By Richard Thomas
The 16 Year Old single malt from Bushmills is their most recognizable old whiskey. Bushmills White Label, Black Bush, and 10 Year Old are more frequent fixtures on liquor store and bar shelves, but those are young or middle-aged, and the point here is that one actually sees the 16 Year Old often enough for it’s maroon label to be recognizable. That isn’t the case at all from Bushmills 21 Year Old, not even close.
No small amount of craft goes into making the Bushmills 16 Year Old. Two sets of malt whiskey are aged separately, one in old bourbon barrels and the other in ex-sherry casks. They are then combined, finished in some old port wine barrels, and bottled at 40% abv. That makes this a triple-wood whiskey, as well as an aged one.
The color of Bushmills 16 isn’t that surprising, given that half of it spends at least 16 years in old bourbon barrels and all of it spends several months in port barrels. Even aged Irish whiskey tends to be pale, but all that dark wood gave this stuff a light amber coloring.
I find the better Bushmills whiskeys to be understated, and the 16 Year Old is no exception. The nose has a toasty character, with a certain almondish, nutty quality. Notes of caramel, the customary Irish toffee, and some hoary wood are in the scent as well, and overall it has a light, airy quality to it.
The toasty, woody character continues to define the palate, along with the taste of almonds. There is a dryness there, from the sherry aging no doubt, while the port finish imparts a slight dried fruits sweetness. The flavor ends on a small dash of pepper, which carries over into the finish, a short affair with a little warmth, but with a marvelous earthiness that somehow doesn’t spoil the lightness of the whole thing.

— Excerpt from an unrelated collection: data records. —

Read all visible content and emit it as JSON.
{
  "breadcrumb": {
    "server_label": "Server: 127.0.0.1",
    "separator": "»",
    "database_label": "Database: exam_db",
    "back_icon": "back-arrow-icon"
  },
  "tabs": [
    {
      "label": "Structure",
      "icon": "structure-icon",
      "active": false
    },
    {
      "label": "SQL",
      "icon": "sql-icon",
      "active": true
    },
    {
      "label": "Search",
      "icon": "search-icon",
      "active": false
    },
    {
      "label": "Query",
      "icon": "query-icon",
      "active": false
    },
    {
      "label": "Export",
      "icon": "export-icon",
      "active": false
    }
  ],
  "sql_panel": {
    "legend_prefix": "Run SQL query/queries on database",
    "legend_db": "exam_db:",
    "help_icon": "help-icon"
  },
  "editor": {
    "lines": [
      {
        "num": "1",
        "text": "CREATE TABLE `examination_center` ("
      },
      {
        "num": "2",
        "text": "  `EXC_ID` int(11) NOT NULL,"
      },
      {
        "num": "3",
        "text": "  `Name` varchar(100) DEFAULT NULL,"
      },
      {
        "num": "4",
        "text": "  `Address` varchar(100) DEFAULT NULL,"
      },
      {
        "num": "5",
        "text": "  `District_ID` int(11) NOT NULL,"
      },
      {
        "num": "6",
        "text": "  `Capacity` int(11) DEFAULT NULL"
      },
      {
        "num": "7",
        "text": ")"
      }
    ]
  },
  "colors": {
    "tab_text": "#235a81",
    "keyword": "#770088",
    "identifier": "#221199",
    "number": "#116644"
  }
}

I must confess I found the Bushmills 16 Year Old somewhat underwhelming, but I tend to think that of the aged Irish whiskeys in general. It has a substantially different character from the 10 Year Old, but is ultimately only a slight improvement. It’s perfect for a gourmet beer and shot combination (if there is such a thing), but my problem with it as a sipping whiskey is that I thought the finish was the best part. You don’t sip on something first and foremost for its finish. It’s not that it’s bad, far from it, but it’s not as good as I expect something with this much time and craft invested in it.
The price tag is where Bushmills 16 Year Old is a winner. It typically retails for $65, making it very reasonable for an upper-tier Irish whiskey.